We train traditional Mbendjele hunter-gatherer healers to deliver primary health care through portable mobile clinics in remote forest areas.
Our project supplements the existing traditional system of healing with safe generic medicines. It enables the Mbendjele to continue living in the way they want to, helping to ensure their rich culture and forest-orientated way of life survives.
Commercial logging and mining, conservation projects and government policies all put increasing pressure on today’s hunter-gatherers to sedentarise.
Access to health care is often given as the reason to force people to sedenterise. This not only threatens their physical and cultural survival, but may also add to the problem of increasing numbers of rural poor and the rise in diseases accompanying poverty.
In the beautiful marshy forests of the Northern Republic of Congo. Congo borders 4 countries: The Democratic Republic of Congo (DRC), the Central African Republic (CAR), Cameroon and Gabon and the sea. With 342.000km2 Congo is larger than the UK and has a population of approximately 3.5 Million with around 50 different ethnic groups.
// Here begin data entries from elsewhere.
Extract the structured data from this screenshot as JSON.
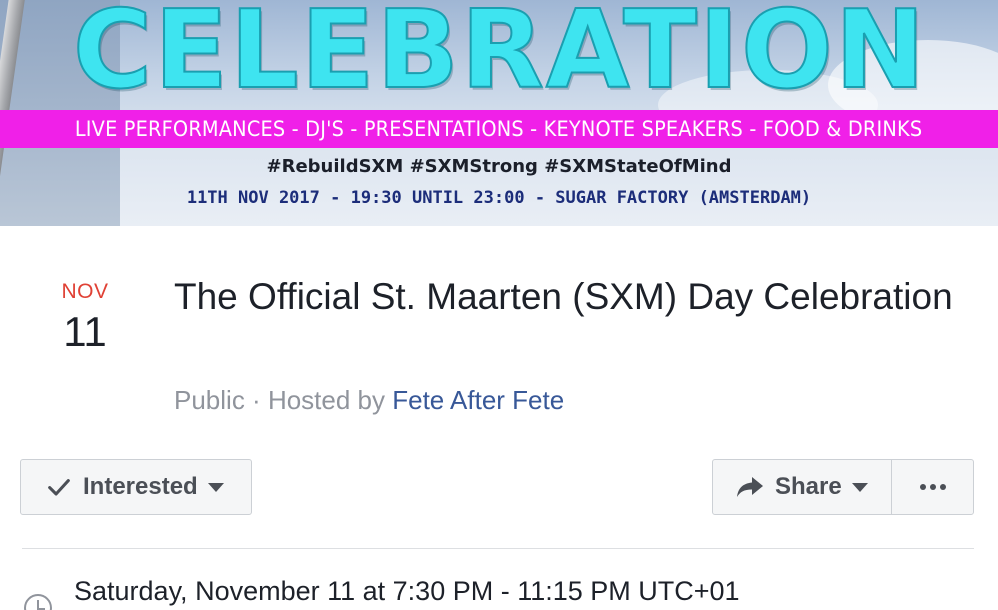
{
  "cover": {
    "title": "CELEBRATION",
    "strip_text": "LIVE PERFORMANCES - DJ'S - PRESENTATIONS - KEYNOTE SPEAKERS - FOOD & DRINKS",
    "hashtags": "#RebuildSXM #SXMStrong #SXMStateOfMind",
    "date_line": "11TH NOV 2017 - 19:30 UNTIL 23:00 - SUGAR FACTORY (AMSTERDAM)",
    "colors": {
      "title": "#3ee4f0",
      "strip": "#f020e8",
      "date_line": "#1c2d7a"
    }
  },
  "event": {
    "month": "NOV",
    "day": "11",
    "title": "The Official St. Maarten (SXM) Day Celebration",
    "privacy": "Public",
    "separator": " · ",
    "hosted_by_label": "Hosted by ",
    "host": "Fete After Fete"
  },
  "actions": {
    "interested_label": "Interested",
    "share_label": "Share",
    "icons": {
      "interested": "checkmark-icon",
      "share": "share-arrow-icon",
      "more": "more-dots-icon",
      "dropdown": "caret-down-icon"
    }
  },
  "details": {
    "time": "Saturday, November 11 at 7:30 PM - 11:15 PM UTC+01",
    "time_icon": "clock-icon"
  },
  "colors": {
    "month": "#e04135",
    "link": "#385898",
    "muted": "#90949c"
  }
}
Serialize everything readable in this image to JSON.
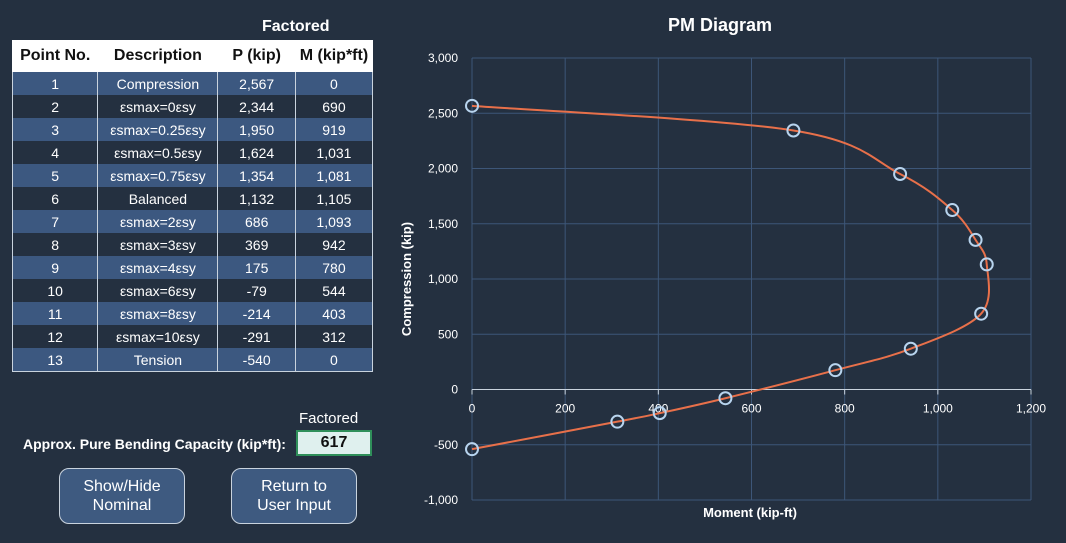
{
  "table": {
    "group_header": "Factored",
    "headers": [
      "Point No.",
      "Description",
      "P (kip)",
      "M (kip*ft)"
    ],
    "rows": [
      [
        "1",
        "Compression",
        "2,567",
        "0"
      ],
      [
        "2",
        "εsmax=0εsy",
        "2,344",
        "690"
      ],
      [
        "3",
        "εsmax=0.25εsy",
        "1,950",
        "919"
      ],
      [
        "4",
        "εsmax=0.5εsy",
        "1,624",
        "1,031"
      ],
      [
        "5",
        "εsmax=0.75εsy",
        "1,354",
        "1,081"
      ],
      [
        "6",
        "Balanced",
        "1,132",
        "1,105"
      ],
      [
        "7",
        "εsmax=2εsy",
        "686",
        "1,093"
      ],
      [
        "8",
        "εsmax=3εsy",
        "369",
        "942"
      ],
      [
        "9",
        "εsmax=4εsy",
        "175",
        "780"
      ],
      [
        "10",
        "εsmax=6εsy",
        "-79",
        "544"
      ],
      [
        "11",
        "εsmax=8εsy",
        "-214",
        "403"
      ],
      [
        "12",
        "εsmax=10εsy",
        "-291",
        "312"
      ],
      [
        "13",
        "Tension",
        "-540",
        "0"
      ]
    ]
  },
  "bending": {
    "factored_label": "Factored",
    "label": "Approx. Pure Bending Capacity (kip*ft):",
    "value": "617"
  },
  "buttons": {
    "show_hide_nominal": "Show/Hide\nNominal",
    "return_to_user_input": "Return to\nUser Input"
  },
  "colors": {
    "background": "#243040",
    "row_alt": "#3c5880",
    "curve": "#e8704a",
    "marker": "#b8d4ee",
    "grid": "#3d5678"
  },
  "chart_data": {
    "type": "scatter",
    "title": "PM Diagram",
    "xlabel": "Moment (kip-ft)",
    "ylabel": "Compression (kip)",
    "xlim": [
      0,
      1200
    ],
    "ylim": [
      -1000,
      3000
    ],
    "x_ticks": [
      "0",
      "200",
      "400",
      "600",
      "800",
      "1,000",
      "1,200"
    ],
    "y_ticks": [
      "-1,000",
      "-500",
      "0",
      "500",
      "1,000",
      "1,500",
      "2,000",
      "2,500",
      "3,000"
    ],
    "x_tick_values": [
      0,
      200,
      400,
      600,
      800,
      1000,
      1200
    ],
    "y_tick_values": [
      -1000,
      -500,
      0,
      500,
      1000,
      1500,
      2000,
      2500,
      3000
    ],
    "grid": true,
    "series": [
      {
        "points": [
          [
            0,
            2567
          ],
          [
            690,
            2344
          ],
          [
            919,
            1950
          ],
          [
            1031,
            1624
          ],
          [
            1081,
            1354
          ],
          [
            1105,
            1132
          ],
          [
            1093,
            686
          ],
          [
            942,
            369
          ],
          [
            780,
            175
          ],
          [
            544,
            -79
          ],
          [
            403,
            -214
          ],
          [
            312,
            -291
          ],
          [
            0,
            -540
          ]
        ]
      }
    ]
  }
}
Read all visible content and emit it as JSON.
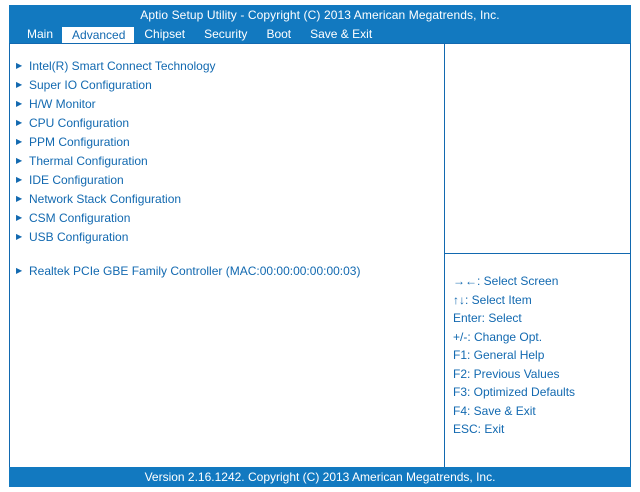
{
  "header": {
    "title": "Aptio Setup Utility - Copyright  (C)  2013 American Megatrends, Inc.",
    "tabs": [
      "Main",
      "Advanced",
      "Chipset",
      "Security",
      "Boot",
      "Save & Exit"
    ],
    "active_tab": "Advanced"
  },
  "menu": {
    "arrow": "▶",
    "items": [
      "Intel(R) Smart Connect Technology",
      "Super IO Configuration",
      "H/W Monitor",
      "CPU Configuration",
      "PPM Configuration",
      "Thermal Configuration",
      "IDE Configuration",
      "Network Stack Configuration",
      "CSM Configuration",
      "USB Configuration"
    ],
    "extra_item": "Realtek PCIe GBE Family Controller  (MAC:00:00:00:00:00:03)"
  },
  "help": {
    "lines": [
      "→←: Select Screen",
      "↑↓: Select Item",
      "Enter: Select",
      "+/-: Change Opt.",
      "F1: General Help",
      "F2: Previous Values",
      "F3: Optimized Defaults",
      "F4: Save & Exit",
      "ESC: Exit"
    ]
  },
  "footer": {
    "text": "Version 2.16.1242. Copyright  (C)  2013 American Megatrends, Inc."
  },
  "colors": {
    "accent": "#1279c0",
    "text": "#1269b0",
    "background": "#ffffff"
  }
}
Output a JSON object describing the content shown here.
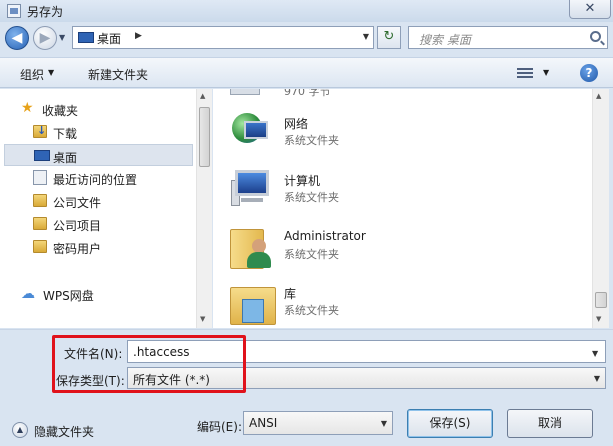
{
  "window": {
    "title": "另存为",
    "close_glyph": "✕"
  },
  "nav": {
    "back_glyph": "◀",
    "forward_glyph": "▶",
    "address": "桌面",
    "address_arrow": "▶",
    "search_placeholder": "搜索 桌面",
    "refresh_glyph": "↻"
  },
  "toolbar": {
    "organize": "组织",
    "new_folder": "新建文件夹",
    "help": "?"
  },
  "sidebar": {
    "favorites": "收藏夹",
    "items": [
      {
        "label": "下载",
        "icon": "download-folder-icon"
      },
      {
        "label": "桌面",
        "icon": "desktop-icon"
      },
      {
        "label": "最近访问的位置",
        "icon": "recent-places-icon"
      },
      {
        "label": "公司文件",
        "icon": "folder-icon"
      },
      {
        "label": "公司项目",
        "icon": "folder-icon"
      },
      {
        "label": "密码用户",
        "icon": "folder-icon"
      }
    ],
    "wps": "WPS网盘",
    "selected": "桌面"
  },
  "files": {
    "partial_text": "970 字节",
    "items": [
      {
        "name": "网络",
        "type": "系统文件夹",
        "icon": "network-icon"
      },
      {
        "name": "计算机",
        "type": "系统文件夹",
        "icon": "computer-icon"
      },
      {
        "name": "Administrator",
        "type": "系统文件夹",
        "icon": "user-folder-icon"
      },
      {
        "name": "库",
        "type": "系统文件夹",
        "icon": "library-icon"
      }
    ]
  },
  "form": {
    "filename_label": "文件名(N):",
    "filename_value": ".htaccess",
    "filetype_label": "保存类型(T):",
    "filetype_value": "所有文件 (*.*)",
    "highlight_color": "#e0121b"
  },
  "footer": {
    "hide_folders": "隐藏文件夹",
    "encoding_label": "编码(E):",
    "encoding_value": "ANSI",
    "save": "保存(S)",
    "cancel": "取消"
  }
}
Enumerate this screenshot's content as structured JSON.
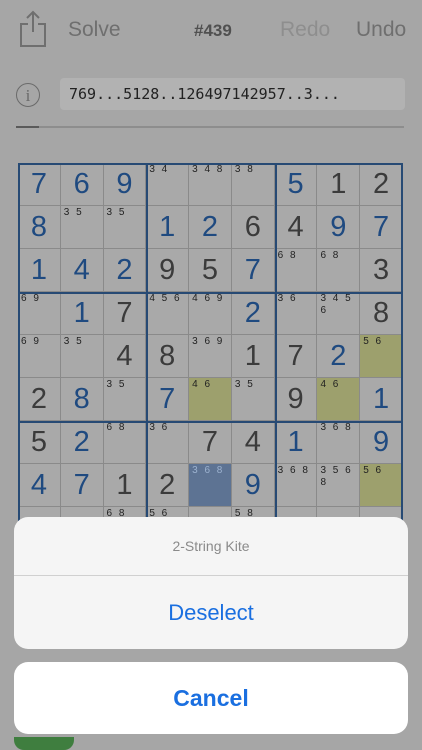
{
  "toolbar": {
    "share_icon": "share-icon",
    "solve_label": "Solve",
    "puzzle_number": "#439",
    "redo_label": "Redo",
    "undo_label": "Undo"
  },
  "info": {
    "icon_glyph": "i",
    "puzzle_string": "769...5128..126497142957..3..."
  },
  "progress": {
    "fraction": 0.06
  },
  "board": {
    "rows": [
      [
        {
          "v": "7",
          "t": "s"
        },
        {
          "v": "6",
          "t": "s"
        },
        {
          "v": "9",
          "t": "s"
        },
        {
          "c": "3 4"
        },
        {
          "c": "3 4 8"
        },
        {
          "c": "3 8"
        },
        {
          "v": "5",
          "t": "s"
        },
        {
          "v": "1",
          "t": "g"
        },
        {
          "v": "2",
          "t": "g"
        }
      ],
      [
        {
          "v": "8",
          "t": "s"
        },
        {
          "c": "3 5"
        },
        {
          "c": "3 5"
        },
        {
          "v": "1",
          "t": "s"
        },
        {
          "v": "2",
          "t": "s"
        },
        {
          "v": "6",
          "t": "g"
        },
        {
          "v": "4",
          "t": "g"
        },
        {
          "v": "9",
          "t": "s"
        },
        {
          "v": "7",
          "t": "s"
        }
      ],
      [
        {
          "v": "1",
          "t": "s"
        },
        {
          "v": "4",
          "t": "s"
        },
        {
          "v": "2",
          "t": "s"
        },
        {
          "v": "9",
          "t": "g"
        },
        {
          "v": "5",
          "t": "g"
        },
        {
          "v": "7",
          "t": "s"
        },
        {
          "c": "6 8"
        },
        {
          "c": "6 8"
        },
        {
          "v": "3",
          "t": "g"
        }
      ],
      [
        {
          "c": "6 9"
        },
        {
          "v": "1",
          "t": "s"
        },
        {
          "v": "7",
          "t": "g"
        },
        {
          "c": "4 5 6"
        },
        {
          "c": "4 6 9"
        },
        {
          "v": "2",
          "t": "s"
        },
        {
          "c": "3 6"
        },
        {
          "c": "3 4 5 6"
        },
        {
          "v": "8",
          "t": "g"
        }
      ],
      [
        {
          "c": "6 9"
        },
        {
          "c": "3 5"
        },
        {
          "v": "4",
          "t": "g"
        },
        {
          "v": "8",
          "t": "g"
        },
        {
          "c": "3 6 9"
        },
        {
          "v": "1",
          "t": "g"
        },
        {
          "v": "7",
          "t": "g"
        },
        {
          "v": "2",
          "t": "s"
        },
        {
          "c": "5 6",
          "h": 1
        }
      ],
      [
        {
          "v": "2",
          "t": "g"
        },
        {
          "v": "8",
          "t": "s"
        },
        {
          "c": "3 5"
        },
        {
          "v": "7",
          "t": "s"
        },
        {
          "c": "4 6",
          "h": 1
        },
        {
          "c": "3 5"
        },
        {
          "v": "9",
          "t": "g"
        },
        {
          "c": "4 6",
          "h": 1
        },
        {
          "v": "1",
          "t": "s"
        }
      ],
      [
        {
          "v": "5",
          "t": "g"
        },
        {
          "v": "2",
          "t": "s"
        },
        {
          "c": "6 8"
        },
        {
          "c": "3 6"
        },
        {
          "v": "7",
          "t": "g"
        },
        {
          "v": "4",
          "t": "g"
        },
        {
          "v": "1",
          "t": "s"
        },
        {
          "c": "3 6 8"
        },
        {
          "v": "9",
          "t": "s"
        }
      ],
      [
        {
          "v": "4",
          "t": "s"
        },
        {
          "v": "7",
          "t": "s"
        },
        {
          "v": "1",
          "t": "g"
        },
        {
          "v": "2",
          "t": "g"
        },
        {
          "c": "3 6 8",
          "sel": 1
        },
        {
          "v": "9",
          "t": "s"
        },
        {
          "c": "3 6 8"
        },
        {
          "c": "3 5 6 8"
        },
        {
          "c": "5 6",
          "h": 1
        }
      ],
      [
        {
          "v": "",
          "t": "g"
        },
        {
          "v": "",
          "t": "g"
        },
        {
          "c": "6 8"
        },
        {
          "c": "5 6"
        },
        {
          "v": "",
          "t": "s"
        },
        {
          "c": "5 8"
        },
        {
          "v": "",
          "t": "s"
        },
        {
          "v": "",
          "t": "s"
        },
        {
          "v": "",
          "t": "s"
        }
      ]
    ]
  },
  "sheet": {
    "title": "2-String Kite",
    "action_label": "Deselect",
    "cancel_label": "Cancel"
  },
  "colors": {
    "accent": "#1a6fe0",
    "solved_digit": "#1f4a80",
    "given_digit": "#3b3b3b",
    "box_line": "#274a74",
    "highlight": "#9da06d",
    "selected": "#5d7393"
  }
}
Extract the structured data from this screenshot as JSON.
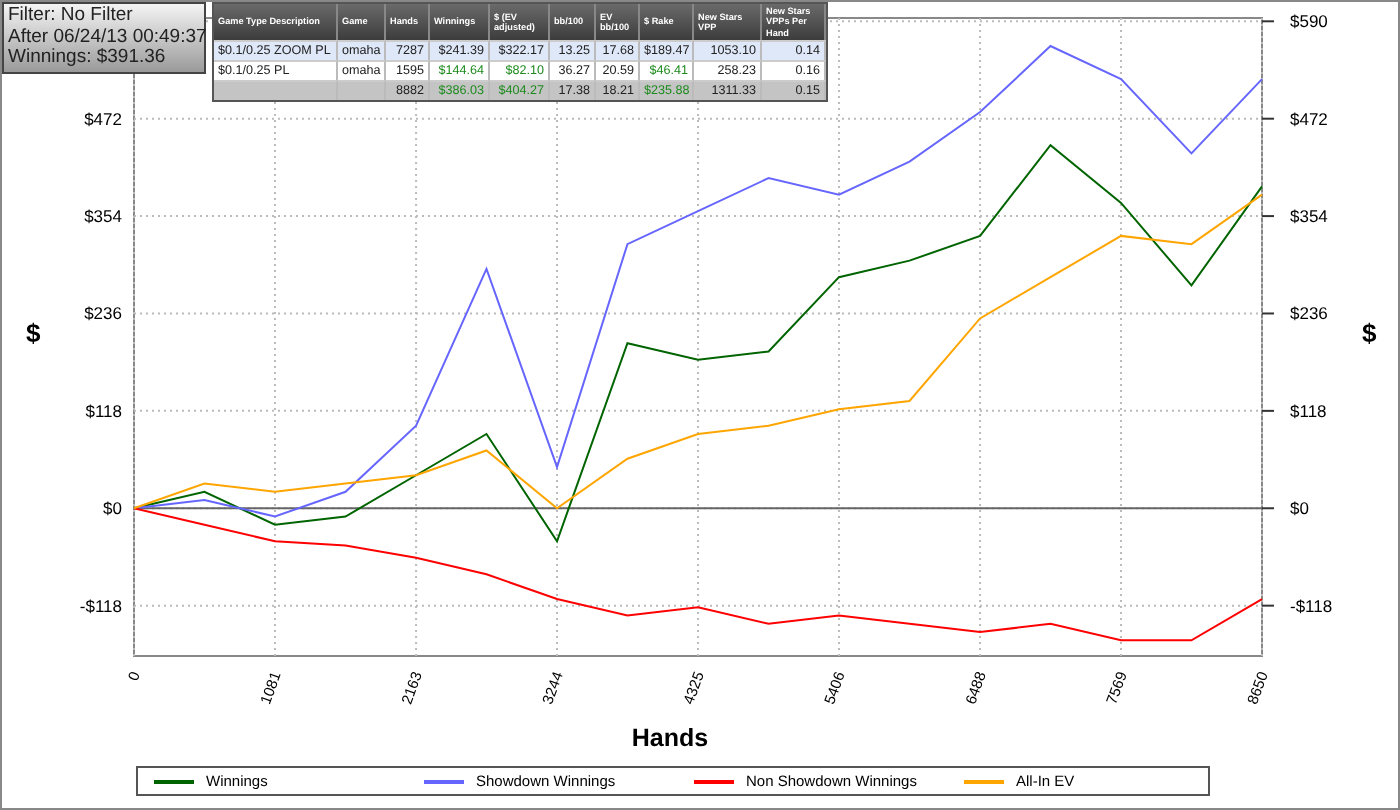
{
  "info_box": {
    "lines": [
      "Filter: No Filter",
      "After 06/24/13 00:49:37",
      "Winnings: $391.36"
    ]
  },
  "table": {
    "columns": [
      "Game Type Description",
      "Game",
      "Hands",
      "Winnings",
      "$ (EV adjusted)",
      "bb/100",
      "EV bb/100",
      "$ Rake",
      "New Stars VPP",
      "New Stars VPPs Per Hand"
    ],
    "rows": [
      {
        "kind": "game",
        "selected": true,
        "cells": [
          {
            "text": "$0.1/0.25 ZOOM PL",
            "gain": false
          },
          {
            "text": "omaha",
            "gain": false
          },
          {
            "text": "7287",
            "gain": false
          },
          {
            "text": "$241.39",
            "gain": false
          },
          {
            "text": "$322.17",
            "gain": false
          },
          {
            "text": "13.25",
            "gain": false
          },
          {
            "text": "17.68",
            "gain": false
          },
          {
            "text": "$189.47",
            "gain": false
          },
          {
            "text": "1053.10",
            "gain": false
          },
          {
            "text": "0.14",
            "gain": false
          }
        ]
      },
      {
        "kind": "game",
        "selected": false,
        "cells": [
          {
            "text": "$0.1/0.25 PL",
            "gain": false
          },
          {
            "text": "omaha",
            "gain": false
          },
          {
            "text": "1595",
            "gain": false
          },
          {
            "text": "$144.64",
            "gain": true
          },
          {
            "text": "$82.10",
            "gain": true
          },
          {
            "text": "36.27",
            "gain": false
          },
          {
            "text": "20.59",
            "gain": false
          },
          {
            "text": "$46.41",
            "gain": true
          },
          {
            "text": "258.23",
            "gain": false
          },
          {
            "text": "0.16",
            "gain": false
          }
        ]
      },
      {
        "kind": "total",
        "cells": [
          {
            "text": ""
          },
          {
            "text": ""
          },
          {
            "text": "8882",
            "gain": false
          },
          {
            "text": "$386.03",
            "gain": true
          },
          {
            "text": "$404.27",
            "gain": true
          },
          {
            "text": "17.38",
            "gain": false
          },
          {
            "text": "18.21",
            "gain": false
          },
          {
            "text": "$235.88",
            "gain": true
          },
          {
            "text": "1311.33",
            "gain": false
          },
          {
            "text": "0.15",
            "gain": false
          }
        ]
      }
    ]
  },
  "chart": {
    "right_axis_label": "$",
    "chart_data": {
      "type": "line",
      "xlabel": "Hands",
      "ylabel": "$",
      "grid": true,
      "x": [
        0,
        540,
        1081,
        1622,
        2163,
        2703,
        3244,
        3784,
        4325,
        4866,
        5406,
        5947,
        6488,
        7028,
        7569,
        8109,
        8650
      ],
      "xlim": [
        0,
        8650
      ],
      "ylim": [
        -179,
        594
      ],
      "xticks": [
        0,
        1081,
        2163,
        3244,
        4325,
        5406,
        6488,
        7569,
        8650
      ],
      "yticks": [
        {
          "value": 590,
          "label": "$590"
        },
        {
          "value": 472,
          "label": "$472"
        },
        {
          "value": 354,
          "label": "$354"
        },
        {
          "value": 236,
          "label": "$236"
        },
        {
          "value": 118,
          "label": "$118"
        },
        {
          "value": 0,
          "label": "$0"
        },
        {
          "value": -118,
          "label": "-$118"
        }
      ],
      "series": [
        {
          "name": "Winnings",
          "color": "#006400",
          "values": [
            0,
            20,
            -20,
            -10,
            40,
            90,
            -40,
            200,
            180,
            190,
            280,
            300,
            330,
            440,
            370,
            270,
            390
          ]
        },
        {
          "name": "Showdown Winnings",
          "color": "#6666ff",
          "values": [
            0,
            10,
            -10,
            20,
            100,
            290,
            50,
            320,
            360,
            400,
            380,
            420,
            480,
            560,
            520,
            430,
            520
          ]
        },
        {
          "name": "Non Showdown Winnings",
          "color": "#ff0000",
          "values": [
            0,
            -20,
            -40,
            -45,
            -60,
            -80,
            -110,
            -130,
            -120,
            -140,
            -130,
            -140,
            -150,
            -140,
            -160,
            -160,
            -110
          ]
        },
        {
          "name": "All-In EV",
          "color": "#ffa500",
          "values": [
            0,
            30,
            20,
            30,
            40,
            70,
            0,
            60,
            90,
            100,
            120,
            130,
            230,
            280,
            330,
            320,
            380
          ]
        }
      ]
    }
  }
}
Hunter-gatherers like the Mbendjele BaYaka, also referred to as Pygmies, have unique knowledge about the delicate balance of the eco-system they live in. In order to address climate change it becomes increasingly important to search more innovatively for solutions.
The intimate knowledge of people who have lived for millennia in such eco-systems could be valuable in conservation projects working in the Congo. When people are forced to sedentarise in order to have access to health, education and other services, they not only abandon their previous mode of life but also lose the accumulated knowledge and skills that came with it, and humanity is that much poorer.
Traditional healers are the first to be consulted for help as they are trusted and respected by their community. We therefore train community-selected healers in the delivery of primary health care. Good healers can identify and treat many diseases and know how to care for the sick. They provide meaningful services because they have the cultural sensitivity and language skills necessary.